Dataset items
-*-*-
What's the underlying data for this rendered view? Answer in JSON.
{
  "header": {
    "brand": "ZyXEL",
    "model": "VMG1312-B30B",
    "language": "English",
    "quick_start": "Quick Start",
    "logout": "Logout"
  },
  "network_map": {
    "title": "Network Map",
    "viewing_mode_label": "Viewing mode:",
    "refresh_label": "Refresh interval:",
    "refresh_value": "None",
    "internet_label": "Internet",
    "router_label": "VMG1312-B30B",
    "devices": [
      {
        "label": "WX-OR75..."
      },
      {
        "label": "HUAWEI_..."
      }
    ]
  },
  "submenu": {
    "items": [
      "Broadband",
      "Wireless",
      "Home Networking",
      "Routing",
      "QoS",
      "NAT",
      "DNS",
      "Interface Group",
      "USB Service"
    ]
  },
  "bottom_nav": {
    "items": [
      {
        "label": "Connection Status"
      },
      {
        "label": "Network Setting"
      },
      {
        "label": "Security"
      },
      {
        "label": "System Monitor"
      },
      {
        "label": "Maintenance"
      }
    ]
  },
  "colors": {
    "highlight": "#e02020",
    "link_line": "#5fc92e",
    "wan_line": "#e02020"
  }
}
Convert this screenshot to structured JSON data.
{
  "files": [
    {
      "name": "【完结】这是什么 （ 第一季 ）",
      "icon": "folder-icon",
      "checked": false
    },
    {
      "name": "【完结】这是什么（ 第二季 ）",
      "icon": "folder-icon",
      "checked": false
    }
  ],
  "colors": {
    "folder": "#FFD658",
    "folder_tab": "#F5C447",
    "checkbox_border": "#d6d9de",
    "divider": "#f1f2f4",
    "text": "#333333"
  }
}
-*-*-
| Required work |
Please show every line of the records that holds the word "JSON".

| Answer space |
What's the underlying data for this rendered view? Answer in JSON.
Convert this screenshot to structured JSON data.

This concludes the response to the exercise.